> > - Further clarify the function docstring for kobject_init_and_add() [perhaps]
> > - Add a section to Documentation/kobject.txt [optional]
> > - Add a sample usage file under samples/kobject [optional]
> 
> The plan sounds good to me, but there is one thing to note IMO:
> kobject_cleanup() invokes the ->release() callback for the ktype, so
> these callbacks need to be able to cope with kobjects after a failing
> kobject_add() which may not be entirely obvious to developers
> introducing them ATM.

It has taken a while for this to soak in.  This is actually quite an
insidious issue.  If I give an example and perhaps we can come to a
solution.  This example is based on the code (and assumptions) in
mm/slub.c

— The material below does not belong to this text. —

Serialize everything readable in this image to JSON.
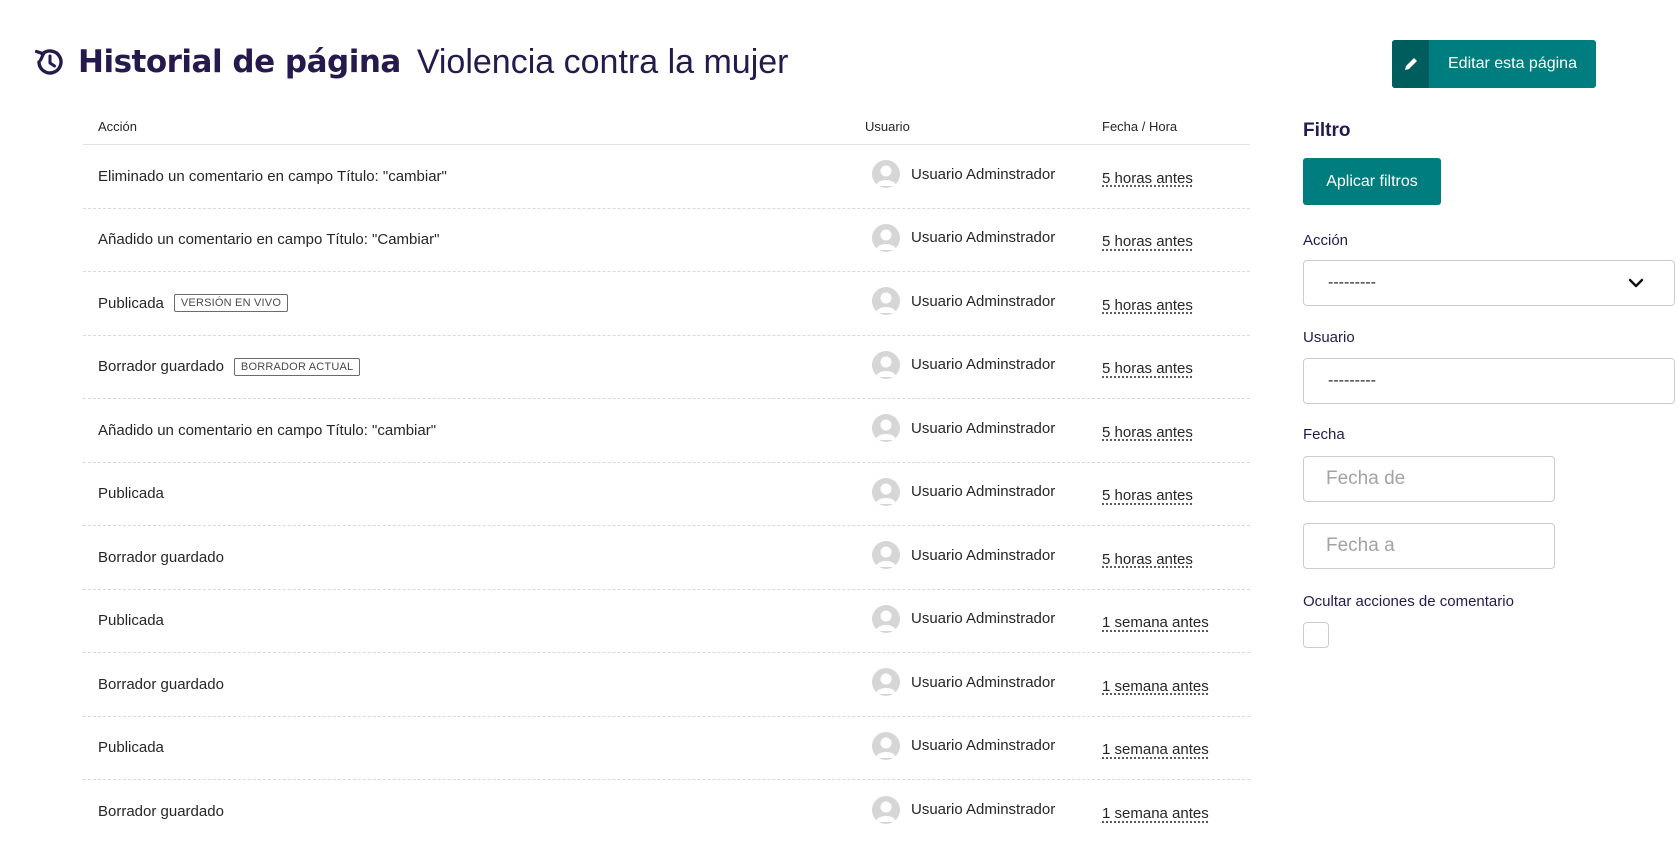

If a developer has an object that they wish to add to sysfs they go
ahead and embed a kobject in it.  Correctly set up a ktype including
release function that just frees the object (using container of).  Now
assume that the object is already set up and in use when we go to set up
the sysfs entry.  If kobject_init_and_add() fails and we correctly call
kobject_put() the containing object will be free'd.  Yet the calling
code may not be done with the object, more to the point just because
sysfs setup fails the object is now unusable.  Besides the interesting
theoretical discussion this means we cannot just go and willy-nilly add
calls to kobject_put() in the error path of kobject_init_and_add() if
the original code was not written under the assumption that the release
method could be called during the error path (I have found 2 places at
least where behaviour of calling the release method is non-trivial to
ascertain).

I guess, as Greg said, its just a matter that reference counting within
the kernel is a hard problem.  So we fix the easy ones and then look a
bit harder at the hard ones ...

Any better suggestion?

thanks,
Tobin.


Powered by blists - more mailing lists